Being enhances a mentor’s power. Being injects a mentor with persuasiveness. Doing and having are but secondary influences. The great runner Herb Elliot once described his coach Percy Cerutty as ‘an oasis in the desert of my lost enthusiasm.’ His words suggest that Cerutty’s being uplifted and rekindled Elliot’s dry, worn-out energy. Being involves our particularity, a potency we garner through simpleness, but not necessarily passivity.

Prayer, meditation, or mindful walks along a lonely stretch of beach are not indolent times. These etch reality into awareness, enable us to see ourselves clearly, as in a mirror. Who has not been restored, had his or her vigor renewed, by such nondoing activities? Whenever the mentor’s spirit enlivens the substrata of being, our potential for effective action accelerates.

A Personal Story

There was resistance to my promotion to the position of public school principal. In 1972, only two women in our district held that spot. My teaching specialty had been the gifted student, yet from the inception of my career I aspired to broader leadership. Despite a passion for teaching, I had big dreams and was always hatching plans for novel, wide-scale pilot projects, the sort that might affect large communities of learners. The fact that these innovations worked and attracted state or federal funds and were enjoyed by students didn’t automatically advance my career.

Once a colleague counseled me, ‘Remember, Sinetar, no one likes a smart-ass broad.’ Another mumbled, ‘Why aren’t you home having babies?’ Our district superintendent hesitated to promote me. He was endearing. A handsome man – playful, nattily dressed, dashing. Everyone loved him, including me. One sensed good intentions, a generous heart, and he was fair.

It was obvious that I’d unrelentingly demand advancement. Denial was my way of life: I ignored the obvious and pressed on, repeatedly scoring at the top of the shortlist. My superintendent balked for a few more months about promoting me, then gave in. The day he summoned me to his office (supposedly to offer congratulations) he nagged: ‘What does a gentle person like you want with this thorny leadership job? Do you even realize what you’re getting into?’ His questions punctured my bubble of self-satisfaction.

Naive, too baffled to respond, and nervous, I burst out laughing. Then he laughed. Then the tension faded. Did he enjoy his Neanderthal quips? Secretly, did he hope to shock or to test people? Despite his opening salvo, I felt that he liked and respected me. He must have sensed my admiration and affection. [For after that], paternal tendencies and unsolicited advice aside, we got on well, and given a mutual fondness for kidding around, overall things between us relaxed.

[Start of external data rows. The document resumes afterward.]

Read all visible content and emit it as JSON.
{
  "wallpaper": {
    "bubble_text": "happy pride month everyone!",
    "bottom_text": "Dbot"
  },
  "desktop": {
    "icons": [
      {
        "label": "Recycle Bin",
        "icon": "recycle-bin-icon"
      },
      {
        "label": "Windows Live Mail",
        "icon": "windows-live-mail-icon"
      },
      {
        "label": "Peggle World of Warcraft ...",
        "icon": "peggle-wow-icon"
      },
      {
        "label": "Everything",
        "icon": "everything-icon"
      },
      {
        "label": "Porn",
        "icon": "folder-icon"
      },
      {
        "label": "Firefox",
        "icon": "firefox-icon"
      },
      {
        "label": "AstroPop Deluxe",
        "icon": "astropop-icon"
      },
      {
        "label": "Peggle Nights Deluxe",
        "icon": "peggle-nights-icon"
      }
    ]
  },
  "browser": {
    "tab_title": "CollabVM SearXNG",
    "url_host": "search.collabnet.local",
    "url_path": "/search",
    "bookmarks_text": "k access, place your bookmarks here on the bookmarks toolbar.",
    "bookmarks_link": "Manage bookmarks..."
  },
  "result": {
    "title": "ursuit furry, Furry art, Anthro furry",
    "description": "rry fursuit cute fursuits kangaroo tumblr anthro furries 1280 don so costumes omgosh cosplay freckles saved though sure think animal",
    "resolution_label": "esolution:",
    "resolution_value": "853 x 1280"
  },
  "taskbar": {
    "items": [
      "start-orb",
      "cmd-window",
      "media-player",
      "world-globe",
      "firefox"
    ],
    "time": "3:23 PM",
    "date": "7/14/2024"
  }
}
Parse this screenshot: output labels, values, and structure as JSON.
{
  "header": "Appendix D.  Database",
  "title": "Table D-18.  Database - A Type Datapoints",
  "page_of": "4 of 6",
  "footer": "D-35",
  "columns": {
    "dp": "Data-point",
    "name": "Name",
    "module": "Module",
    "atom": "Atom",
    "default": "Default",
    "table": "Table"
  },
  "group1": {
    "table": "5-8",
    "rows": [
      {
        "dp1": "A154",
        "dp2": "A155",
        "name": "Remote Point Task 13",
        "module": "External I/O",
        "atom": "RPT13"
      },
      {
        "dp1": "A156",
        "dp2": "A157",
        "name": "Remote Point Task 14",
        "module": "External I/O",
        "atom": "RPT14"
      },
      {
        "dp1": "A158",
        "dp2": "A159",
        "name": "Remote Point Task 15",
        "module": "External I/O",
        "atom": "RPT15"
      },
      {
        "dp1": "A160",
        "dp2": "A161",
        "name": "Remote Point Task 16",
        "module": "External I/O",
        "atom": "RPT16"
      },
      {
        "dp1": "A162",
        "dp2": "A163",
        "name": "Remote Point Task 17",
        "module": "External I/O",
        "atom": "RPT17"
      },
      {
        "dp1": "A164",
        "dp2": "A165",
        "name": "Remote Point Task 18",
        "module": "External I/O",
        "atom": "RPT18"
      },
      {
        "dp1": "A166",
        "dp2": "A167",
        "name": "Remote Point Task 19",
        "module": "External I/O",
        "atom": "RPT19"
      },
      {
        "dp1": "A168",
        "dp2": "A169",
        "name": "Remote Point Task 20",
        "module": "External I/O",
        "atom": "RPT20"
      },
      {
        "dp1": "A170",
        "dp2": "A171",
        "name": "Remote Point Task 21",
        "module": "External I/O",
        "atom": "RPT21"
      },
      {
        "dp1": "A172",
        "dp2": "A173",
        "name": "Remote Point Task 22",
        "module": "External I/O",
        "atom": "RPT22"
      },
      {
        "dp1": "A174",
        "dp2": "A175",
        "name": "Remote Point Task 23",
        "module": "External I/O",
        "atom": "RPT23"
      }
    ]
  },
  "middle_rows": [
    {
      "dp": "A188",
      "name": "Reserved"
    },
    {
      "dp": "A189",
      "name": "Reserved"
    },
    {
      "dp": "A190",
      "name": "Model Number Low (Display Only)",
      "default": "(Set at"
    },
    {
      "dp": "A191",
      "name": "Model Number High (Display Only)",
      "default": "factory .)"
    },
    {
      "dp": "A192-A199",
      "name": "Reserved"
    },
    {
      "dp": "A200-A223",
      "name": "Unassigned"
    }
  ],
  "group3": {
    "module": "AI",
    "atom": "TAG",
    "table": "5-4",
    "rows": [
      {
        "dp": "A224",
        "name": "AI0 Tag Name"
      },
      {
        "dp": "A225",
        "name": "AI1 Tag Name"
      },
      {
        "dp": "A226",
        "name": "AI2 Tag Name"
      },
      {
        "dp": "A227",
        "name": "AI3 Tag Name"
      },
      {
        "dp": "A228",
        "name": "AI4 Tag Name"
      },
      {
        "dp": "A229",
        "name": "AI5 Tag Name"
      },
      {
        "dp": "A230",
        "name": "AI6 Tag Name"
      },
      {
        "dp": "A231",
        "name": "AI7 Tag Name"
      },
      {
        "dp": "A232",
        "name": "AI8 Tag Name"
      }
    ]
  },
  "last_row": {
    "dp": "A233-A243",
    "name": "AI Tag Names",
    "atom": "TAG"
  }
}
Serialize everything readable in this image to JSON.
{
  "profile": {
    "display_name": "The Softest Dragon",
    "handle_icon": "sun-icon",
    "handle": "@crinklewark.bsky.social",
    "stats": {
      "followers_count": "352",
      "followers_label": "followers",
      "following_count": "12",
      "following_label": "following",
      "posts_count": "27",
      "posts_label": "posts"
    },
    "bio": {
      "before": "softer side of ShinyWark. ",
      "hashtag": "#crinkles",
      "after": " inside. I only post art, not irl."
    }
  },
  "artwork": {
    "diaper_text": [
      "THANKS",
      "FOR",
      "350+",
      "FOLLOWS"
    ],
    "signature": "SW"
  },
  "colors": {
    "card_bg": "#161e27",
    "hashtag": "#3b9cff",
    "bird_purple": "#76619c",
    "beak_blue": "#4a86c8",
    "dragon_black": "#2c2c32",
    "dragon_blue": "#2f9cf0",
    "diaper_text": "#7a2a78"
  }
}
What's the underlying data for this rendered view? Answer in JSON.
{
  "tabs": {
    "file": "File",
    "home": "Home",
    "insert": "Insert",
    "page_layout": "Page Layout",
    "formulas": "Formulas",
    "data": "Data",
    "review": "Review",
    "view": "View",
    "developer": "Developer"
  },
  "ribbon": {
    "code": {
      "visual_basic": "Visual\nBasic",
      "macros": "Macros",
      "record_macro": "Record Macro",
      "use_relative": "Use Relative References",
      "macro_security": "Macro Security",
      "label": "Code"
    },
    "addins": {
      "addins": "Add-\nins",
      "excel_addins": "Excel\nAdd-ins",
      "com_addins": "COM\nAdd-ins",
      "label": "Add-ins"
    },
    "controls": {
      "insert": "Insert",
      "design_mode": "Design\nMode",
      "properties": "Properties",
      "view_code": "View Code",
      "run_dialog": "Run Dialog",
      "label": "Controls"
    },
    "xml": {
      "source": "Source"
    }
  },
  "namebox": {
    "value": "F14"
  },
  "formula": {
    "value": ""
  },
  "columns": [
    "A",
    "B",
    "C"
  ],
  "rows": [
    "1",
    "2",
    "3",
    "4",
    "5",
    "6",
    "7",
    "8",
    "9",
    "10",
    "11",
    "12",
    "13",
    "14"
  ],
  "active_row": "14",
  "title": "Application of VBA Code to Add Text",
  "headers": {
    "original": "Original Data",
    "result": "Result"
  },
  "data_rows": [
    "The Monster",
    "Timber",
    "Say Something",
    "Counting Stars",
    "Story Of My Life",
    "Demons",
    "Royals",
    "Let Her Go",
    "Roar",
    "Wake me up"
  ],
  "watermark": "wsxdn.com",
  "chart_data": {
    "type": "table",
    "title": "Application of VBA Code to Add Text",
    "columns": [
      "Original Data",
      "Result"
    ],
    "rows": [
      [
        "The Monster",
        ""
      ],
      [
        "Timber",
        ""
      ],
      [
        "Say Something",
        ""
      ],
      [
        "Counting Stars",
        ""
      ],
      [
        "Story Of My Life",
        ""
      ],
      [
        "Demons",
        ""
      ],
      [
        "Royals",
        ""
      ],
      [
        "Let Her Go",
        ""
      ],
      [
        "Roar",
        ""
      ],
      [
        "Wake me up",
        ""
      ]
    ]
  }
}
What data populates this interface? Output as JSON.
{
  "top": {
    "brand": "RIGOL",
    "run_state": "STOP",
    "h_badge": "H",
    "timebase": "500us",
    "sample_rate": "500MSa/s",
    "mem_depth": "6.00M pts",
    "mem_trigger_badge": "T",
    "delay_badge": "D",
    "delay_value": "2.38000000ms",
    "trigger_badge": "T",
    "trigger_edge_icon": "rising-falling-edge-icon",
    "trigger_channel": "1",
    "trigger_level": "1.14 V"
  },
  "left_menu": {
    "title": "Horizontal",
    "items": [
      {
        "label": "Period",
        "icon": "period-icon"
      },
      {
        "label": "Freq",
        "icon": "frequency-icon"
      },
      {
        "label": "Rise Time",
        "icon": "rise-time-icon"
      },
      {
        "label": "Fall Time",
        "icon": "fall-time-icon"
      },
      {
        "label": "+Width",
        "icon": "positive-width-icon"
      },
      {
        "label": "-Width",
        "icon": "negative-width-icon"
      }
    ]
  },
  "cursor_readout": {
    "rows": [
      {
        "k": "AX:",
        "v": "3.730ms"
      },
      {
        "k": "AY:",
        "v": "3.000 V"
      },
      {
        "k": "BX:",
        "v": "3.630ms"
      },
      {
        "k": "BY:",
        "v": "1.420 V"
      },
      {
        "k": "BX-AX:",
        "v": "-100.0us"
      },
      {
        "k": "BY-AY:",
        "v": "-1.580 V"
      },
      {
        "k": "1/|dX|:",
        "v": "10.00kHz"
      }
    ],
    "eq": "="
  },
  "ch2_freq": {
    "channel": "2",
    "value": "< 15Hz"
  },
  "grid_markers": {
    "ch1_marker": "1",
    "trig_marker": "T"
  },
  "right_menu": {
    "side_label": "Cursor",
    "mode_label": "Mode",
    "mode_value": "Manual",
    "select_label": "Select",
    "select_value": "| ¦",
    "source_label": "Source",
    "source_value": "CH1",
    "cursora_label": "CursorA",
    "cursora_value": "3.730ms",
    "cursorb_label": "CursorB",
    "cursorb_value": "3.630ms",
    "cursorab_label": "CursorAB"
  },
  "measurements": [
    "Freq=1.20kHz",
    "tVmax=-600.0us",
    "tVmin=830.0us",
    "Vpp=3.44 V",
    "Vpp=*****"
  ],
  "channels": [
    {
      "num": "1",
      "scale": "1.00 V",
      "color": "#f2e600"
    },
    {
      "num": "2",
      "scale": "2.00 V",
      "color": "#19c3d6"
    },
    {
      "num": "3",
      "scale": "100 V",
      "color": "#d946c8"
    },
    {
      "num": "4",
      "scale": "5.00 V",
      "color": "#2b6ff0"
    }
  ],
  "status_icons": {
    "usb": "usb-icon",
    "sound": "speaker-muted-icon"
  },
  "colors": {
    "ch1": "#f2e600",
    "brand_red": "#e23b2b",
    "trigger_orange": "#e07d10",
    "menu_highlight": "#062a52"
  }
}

Although I was routinely summoned downtown and dressed down for some excessive innovation, I was proud to be a part of that management group, going about my job like a broker selling stock in our district’s programs. That’s how much I loved it.”